Published

Conference Paper

Detection and remediation of unexploded ordnance (UXO) represents a major challenge. The detection problem is exacerbated by the fact that on sites contaminated with UXO, extensive surface and sub-surface clutter and shrapnel is also present. Traditional methods used for UXO remediation have difficulty distinguishing buried UXO from these anthropic clutter items as well as from naturally occurring magnetic geologic noise, and thus incur prohibitively high false alarm rates. In this research, model-based statistical signal processing techniques are applied to field data from magnetometer and electromagnetic induction (EMI) sensors in order to determine to what degree such an approach results in false alarm mitigation. Features of the target signatures are extracted by inverting the measured sensor data associated with an anomaly using the associated physical, or forward, model. The statistical uncertainty in the feature space is explicitly treated using statistical processors, including generalized likelihood ratio tests and support vector machines, to discriminate targets from clutter. This approach has been evaluated on data collected in a recent field trial that was performed at JPG. Results are presented for one area in which ground truth was known, and for two others in which the ground truth was not known. Substantial reduction of the false alarm rate is achieved for two different platforms, the GEM-3 and the MTADS system. For example, using data from the GEM-3 in one area, the number of false targets was reduced from 181 to 20 with 100% detection of all UXO objects.

Full Text

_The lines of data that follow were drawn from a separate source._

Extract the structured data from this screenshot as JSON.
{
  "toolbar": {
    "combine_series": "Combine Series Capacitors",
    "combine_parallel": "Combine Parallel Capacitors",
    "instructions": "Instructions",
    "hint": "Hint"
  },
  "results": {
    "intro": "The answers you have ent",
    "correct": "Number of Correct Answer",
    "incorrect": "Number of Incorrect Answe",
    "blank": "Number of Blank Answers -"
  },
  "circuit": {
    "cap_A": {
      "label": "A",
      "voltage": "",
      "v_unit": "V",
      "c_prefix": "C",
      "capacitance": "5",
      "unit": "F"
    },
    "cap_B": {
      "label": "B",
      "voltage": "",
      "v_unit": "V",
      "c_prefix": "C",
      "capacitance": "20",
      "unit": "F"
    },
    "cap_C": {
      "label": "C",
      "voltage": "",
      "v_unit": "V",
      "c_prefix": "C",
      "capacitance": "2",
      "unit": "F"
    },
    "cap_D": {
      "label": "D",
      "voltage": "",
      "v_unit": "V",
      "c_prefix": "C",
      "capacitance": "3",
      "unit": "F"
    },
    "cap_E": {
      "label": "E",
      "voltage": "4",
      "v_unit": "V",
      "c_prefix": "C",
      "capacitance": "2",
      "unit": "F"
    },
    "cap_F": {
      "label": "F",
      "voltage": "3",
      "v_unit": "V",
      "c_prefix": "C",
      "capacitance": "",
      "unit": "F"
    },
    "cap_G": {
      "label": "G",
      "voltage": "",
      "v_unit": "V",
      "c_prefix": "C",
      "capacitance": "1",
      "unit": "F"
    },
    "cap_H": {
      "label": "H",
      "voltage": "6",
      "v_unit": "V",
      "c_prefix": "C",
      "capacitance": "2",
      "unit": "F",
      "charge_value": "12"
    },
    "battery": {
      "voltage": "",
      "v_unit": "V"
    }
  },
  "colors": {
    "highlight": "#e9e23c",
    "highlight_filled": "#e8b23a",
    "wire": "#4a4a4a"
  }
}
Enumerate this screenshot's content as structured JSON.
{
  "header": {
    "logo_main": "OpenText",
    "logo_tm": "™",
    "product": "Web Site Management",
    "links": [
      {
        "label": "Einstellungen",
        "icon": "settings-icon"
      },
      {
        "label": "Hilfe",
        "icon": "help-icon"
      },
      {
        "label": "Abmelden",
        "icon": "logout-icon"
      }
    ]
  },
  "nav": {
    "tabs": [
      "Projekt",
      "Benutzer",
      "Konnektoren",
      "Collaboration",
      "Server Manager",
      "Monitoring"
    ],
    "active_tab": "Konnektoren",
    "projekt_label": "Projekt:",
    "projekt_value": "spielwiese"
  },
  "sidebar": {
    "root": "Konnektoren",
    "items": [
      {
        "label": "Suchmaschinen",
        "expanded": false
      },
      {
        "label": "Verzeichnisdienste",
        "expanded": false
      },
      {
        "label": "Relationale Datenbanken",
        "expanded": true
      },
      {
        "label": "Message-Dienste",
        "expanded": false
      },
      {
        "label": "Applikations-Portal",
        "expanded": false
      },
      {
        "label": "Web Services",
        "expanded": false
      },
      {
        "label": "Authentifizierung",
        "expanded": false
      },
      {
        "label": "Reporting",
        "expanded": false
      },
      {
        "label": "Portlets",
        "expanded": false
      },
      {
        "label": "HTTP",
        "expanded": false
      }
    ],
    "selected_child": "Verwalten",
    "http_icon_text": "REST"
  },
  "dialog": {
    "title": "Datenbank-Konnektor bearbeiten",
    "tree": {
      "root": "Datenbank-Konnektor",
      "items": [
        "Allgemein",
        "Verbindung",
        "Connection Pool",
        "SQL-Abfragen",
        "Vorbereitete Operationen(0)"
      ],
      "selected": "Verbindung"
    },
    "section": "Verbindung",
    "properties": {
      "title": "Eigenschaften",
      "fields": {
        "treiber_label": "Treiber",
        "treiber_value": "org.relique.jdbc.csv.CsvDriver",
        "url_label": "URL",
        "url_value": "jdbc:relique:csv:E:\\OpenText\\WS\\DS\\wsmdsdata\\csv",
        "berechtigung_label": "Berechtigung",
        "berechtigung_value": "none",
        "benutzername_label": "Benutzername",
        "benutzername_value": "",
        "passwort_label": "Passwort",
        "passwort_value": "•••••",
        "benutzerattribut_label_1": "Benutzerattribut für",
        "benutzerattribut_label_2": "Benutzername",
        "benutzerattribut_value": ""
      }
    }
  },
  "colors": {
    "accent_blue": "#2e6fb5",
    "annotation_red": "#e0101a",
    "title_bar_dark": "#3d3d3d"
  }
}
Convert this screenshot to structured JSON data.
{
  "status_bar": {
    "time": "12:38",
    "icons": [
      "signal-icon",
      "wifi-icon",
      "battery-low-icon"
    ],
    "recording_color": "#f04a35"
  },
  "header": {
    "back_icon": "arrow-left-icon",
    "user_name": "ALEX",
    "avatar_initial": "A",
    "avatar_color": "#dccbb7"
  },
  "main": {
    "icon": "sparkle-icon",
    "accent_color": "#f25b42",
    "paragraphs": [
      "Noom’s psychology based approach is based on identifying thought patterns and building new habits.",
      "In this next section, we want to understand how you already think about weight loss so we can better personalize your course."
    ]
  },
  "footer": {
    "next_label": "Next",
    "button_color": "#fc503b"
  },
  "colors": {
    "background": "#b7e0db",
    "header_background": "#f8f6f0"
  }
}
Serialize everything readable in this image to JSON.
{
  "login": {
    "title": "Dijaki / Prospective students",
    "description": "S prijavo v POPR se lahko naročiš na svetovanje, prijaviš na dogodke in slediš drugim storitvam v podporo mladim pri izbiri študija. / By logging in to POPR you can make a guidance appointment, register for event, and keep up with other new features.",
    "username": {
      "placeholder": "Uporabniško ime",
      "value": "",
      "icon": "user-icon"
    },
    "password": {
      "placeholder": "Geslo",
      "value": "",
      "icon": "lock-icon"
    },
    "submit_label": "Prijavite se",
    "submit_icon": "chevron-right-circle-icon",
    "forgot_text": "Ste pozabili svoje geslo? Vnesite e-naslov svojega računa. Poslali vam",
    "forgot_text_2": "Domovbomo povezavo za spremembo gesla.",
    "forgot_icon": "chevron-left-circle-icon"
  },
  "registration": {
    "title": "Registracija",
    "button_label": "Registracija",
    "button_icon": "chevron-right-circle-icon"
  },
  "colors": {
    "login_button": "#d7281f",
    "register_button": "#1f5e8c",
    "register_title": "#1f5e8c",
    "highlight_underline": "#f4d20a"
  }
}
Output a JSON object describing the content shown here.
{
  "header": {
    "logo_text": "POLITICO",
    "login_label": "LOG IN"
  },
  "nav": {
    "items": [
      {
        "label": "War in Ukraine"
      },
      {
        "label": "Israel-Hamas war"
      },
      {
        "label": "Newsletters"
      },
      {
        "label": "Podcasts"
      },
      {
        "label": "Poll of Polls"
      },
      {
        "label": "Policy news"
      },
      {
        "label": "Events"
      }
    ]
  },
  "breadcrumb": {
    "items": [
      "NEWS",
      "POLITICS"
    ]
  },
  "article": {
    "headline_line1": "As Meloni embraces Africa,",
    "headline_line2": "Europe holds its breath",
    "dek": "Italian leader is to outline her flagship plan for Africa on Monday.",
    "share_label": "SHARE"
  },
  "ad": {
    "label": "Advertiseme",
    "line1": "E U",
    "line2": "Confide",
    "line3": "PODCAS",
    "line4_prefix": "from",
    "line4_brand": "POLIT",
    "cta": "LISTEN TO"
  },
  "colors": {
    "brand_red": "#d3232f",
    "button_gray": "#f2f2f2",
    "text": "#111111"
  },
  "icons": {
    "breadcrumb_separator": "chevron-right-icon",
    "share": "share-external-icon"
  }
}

Duke Authors

Cited Authors

  • Zhang, Y; Collins, LM; Carin, L

Published Date

  • November 26, 2003

Published In

Volume / Issue

  • 5089 / 2

Start / End Page

  • 1116 - 1126

International Standard Serial Number (ISSN)

  • 0277-786X

Digital Object Identifier (DOI)

  • 10.1117/12.487181

Citation Source

  • Scopus